> **Problem requirements**
From start to end, write out the following data exactly, apart from its images.
<<<<
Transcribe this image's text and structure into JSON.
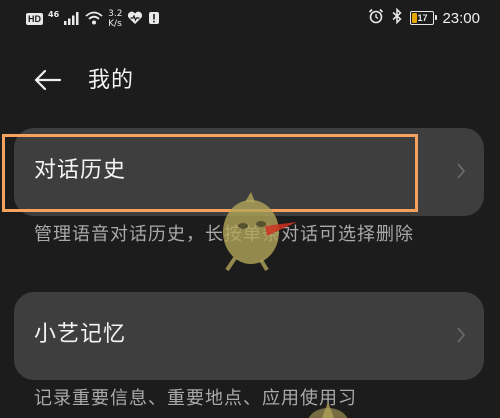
{
  "status_bar": {
    "hd": "HD",
    "signal": "46",
    "speed_value": "3.2",
    "speed_unit": "K/s",
    "battery": "17",
    "time": "23:00"
  },
  "header": {
    "title": "我的"
  },
  "items": [
    {
      "label": "对话历史",
      "description": "管理语音对话历史，长按单条对话可选择删除"
    },
    {
      "label": "小艺记忆",
      "description": "记录重要信息、重要地点、应用使用习"
    }
  ],
  "colors": {
    "highlight": "#f5a25f",
    "card": "#3e3e3e",
    "background": "#1c1c1c"
  }
}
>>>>
> **Task result**
Transcribe this image's text and structure into JSON.
{
  "status_bar": {
    "hd": "HD",
    "signal": "46",
    "speed_value": "3.2",
    "speed_unit": "K/s",
    "battery": "17",
    "time": "23:00"
  },
  "header": {
    "title": "我的"
  },
  "items": [
    {
      "label": "对话历史",
      "description": "管理语音对话历史，长按单条对话可选择删除"
    },
    {
      "label": "小艺记忆",
      "description": "记录重要信息、重要地点、应用使用习"
    }
  ],
  "colors": {
    "highlight": "#f5a25f",
    "card": "#3e3e3e",
    "background": "#1c1c1c"
  }
}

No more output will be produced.